By John Russonello
November 2006

The recent Congressional approval of President Bush's anti-terrorism legislation is the latest example of the power of fear. In this case, it was not the fear of Islamic fundamentalists that motivated many Democratic Senators and Representatives to vote to give President Bush extraordinary powers. Instead, it was the fear of Republican campaign operatives who paralyze Democratic lawmakers with the words, “the Senator is weak on terrorism.”

The advice that Washington wise men give to Democratic incumbents is even if you think it is wrong, vote for the President's anti-terrorism bill or else the Republicans will do to you what they did to Max Cleland. Decorated Vietnam War hero Max Cleland lost his seat in the U.S. Senate election in 2002 when a Georgia lawyer named Saxbe Chamblis ran ads saying Cleland was soft on fighting terrorism.

Although it was four years ago, the shadow of Chamblis' ads still loomed large over the 12 Democratic Senators and 32 House Democrats, including two running for Senate, who most recently voted to give the President the authority to imprison people indefinitely and torture them based only on his suspicions rather than on evidence. The legislation violates the Constitution and the basis of our laws going back to the Magna Carta.

If members of the opposition party refuse to object when the President disobeys the Constitution and repudiates America's long held values, how can they call themselves the opposition?

Their fear of the President and his ad men is misplaced. In our survey and focus group work across the country in recent months, we have heard Americans of every political stripe — reds and blues and shades of both — respond strongly to a message that the President should obey the law, and that torture, indefinite detention, and withholding evidence from detainees are not part of the America they believe in. This is not who we are, they tell us, and if we give up our values, the terrorists win.

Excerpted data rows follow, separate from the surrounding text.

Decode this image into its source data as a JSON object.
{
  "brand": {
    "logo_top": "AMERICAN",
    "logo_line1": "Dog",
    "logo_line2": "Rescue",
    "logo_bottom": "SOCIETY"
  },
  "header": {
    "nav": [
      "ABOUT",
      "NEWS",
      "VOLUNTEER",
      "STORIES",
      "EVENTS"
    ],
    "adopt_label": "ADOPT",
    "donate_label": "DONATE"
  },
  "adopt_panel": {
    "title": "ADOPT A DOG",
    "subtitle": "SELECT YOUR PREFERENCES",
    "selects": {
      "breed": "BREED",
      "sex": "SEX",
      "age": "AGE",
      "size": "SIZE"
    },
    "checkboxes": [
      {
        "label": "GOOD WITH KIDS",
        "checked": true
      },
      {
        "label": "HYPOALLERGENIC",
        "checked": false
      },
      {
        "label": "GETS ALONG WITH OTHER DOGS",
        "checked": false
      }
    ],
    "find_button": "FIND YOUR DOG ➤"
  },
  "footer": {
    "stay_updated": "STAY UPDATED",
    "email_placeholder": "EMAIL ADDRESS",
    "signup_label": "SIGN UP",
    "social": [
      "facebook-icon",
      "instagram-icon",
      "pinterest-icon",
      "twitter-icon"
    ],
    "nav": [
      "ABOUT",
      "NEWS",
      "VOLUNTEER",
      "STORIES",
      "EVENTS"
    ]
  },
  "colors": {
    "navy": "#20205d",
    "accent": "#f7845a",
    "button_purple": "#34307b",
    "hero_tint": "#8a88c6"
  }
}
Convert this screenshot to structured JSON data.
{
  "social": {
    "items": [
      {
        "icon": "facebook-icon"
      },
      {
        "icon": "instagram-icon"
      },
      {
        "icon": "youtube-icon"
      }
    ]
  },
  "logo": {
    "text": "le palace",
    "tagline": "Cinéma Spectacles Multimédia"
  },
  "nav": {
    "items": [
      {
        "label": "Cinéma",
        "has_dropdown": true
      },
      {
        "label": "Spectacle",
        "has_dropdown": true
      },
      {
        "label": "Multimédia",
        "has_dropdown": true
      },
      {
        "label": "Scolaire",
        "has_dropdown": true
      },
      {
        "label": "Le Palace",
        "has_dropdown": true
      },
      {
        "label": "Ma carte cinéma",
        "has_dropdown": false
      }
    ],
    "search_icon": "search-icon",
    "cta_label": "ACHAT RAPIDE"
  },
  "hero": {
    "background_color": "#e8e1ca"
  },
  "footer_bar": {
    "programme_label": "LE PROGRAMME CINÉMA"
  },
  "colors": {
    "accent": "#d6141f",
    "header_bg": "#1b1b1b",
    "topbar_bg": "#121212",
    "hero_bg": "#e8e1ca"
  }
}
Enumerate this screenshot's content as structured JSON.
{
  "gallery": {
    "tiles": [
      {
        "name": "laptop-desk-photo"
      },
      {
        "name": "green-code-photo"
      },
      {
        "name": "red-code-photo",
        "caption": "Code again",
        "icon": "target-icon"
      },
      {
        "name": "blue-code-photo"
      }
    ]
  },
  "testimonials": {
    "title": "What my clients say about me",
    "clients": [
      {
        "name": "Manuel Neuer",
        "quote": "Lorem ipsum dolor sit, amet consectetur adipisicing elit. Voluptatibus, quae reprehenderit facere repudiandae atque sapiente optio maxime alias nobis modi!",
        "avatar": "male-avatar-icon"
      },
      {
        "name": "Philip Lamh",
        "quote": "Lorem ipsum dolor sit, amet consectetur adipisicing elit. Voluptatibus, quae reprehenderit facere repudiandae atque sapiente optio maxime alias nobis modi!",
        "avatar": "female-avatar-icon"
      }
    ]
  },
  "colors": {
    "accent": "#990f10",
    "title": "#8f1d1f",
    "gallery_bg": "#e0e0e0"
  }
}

We hear the same sentiments in four statewide polls that Belden Russonello Strategists (BRS) conducted last month for the ACLU in Pennsylvania, Connecticut, New Mexico, and Ohio. Large majorities of voters in each state would prefer Congressional candidates who oppose the President's policies on torture, extraordinary rendition, holding detainees at Guantanamo, and military tribunals. For example, 73% of voters in both Pennsylvania and New Mexico prefer a Congressional candidate who opposes “allowing government agents to capture people in foreign countries and secretly fly them to other countries, and then torture them to gather information about terrorism.” Candidates who would oppose such practices by our government would be preferred by 71% of Ohio voters and 72% of Connecticut voters, according to the BRS surveys.

One wonders why Democrats continue to be afraid of a President who holds a 42% approval rating and who 58% of Americans believe “intentionally misled” the country on why we went to war in Iraq (Gallup, September '06).

When Democratic candidates fail to articulate the public's anxieties with the Bush Administration's policies, voters are left to wonder: Why is my view not being voiced? Some even begin to think: Maybe the President is right?

For every Max Cleland, there are several other examples of Democratic candidates who have opposed the President and succeeded. All seven Senate candidates running for reelection in 2004 and who openly opposed the war in Iraq won their races — at a time when the Washington wise men counseled Democrats to go along with the war.

Unfortunately, this lesson has gone unlearned by most of Washington. When the Democratic party's positions on issue after issue — the war in Iraq, terrorism, taxes, education — are based primarily on fear of the opponent, it is the fault of the incumbency class in Washington. These are the politicians and consultants who share an interest in avoiding distinctions on issues in order to get reelected and re-hired with the least amount of effort.

Unless Democrats overcome their fears, and start leading instead of following three steps behind, they may win reelection but they will continue to lose the confidence of the American people in their ability to govern.

John Russonello is a partner in the public opinion research and strategic communications firm Belden Russonello Strategists in Washington.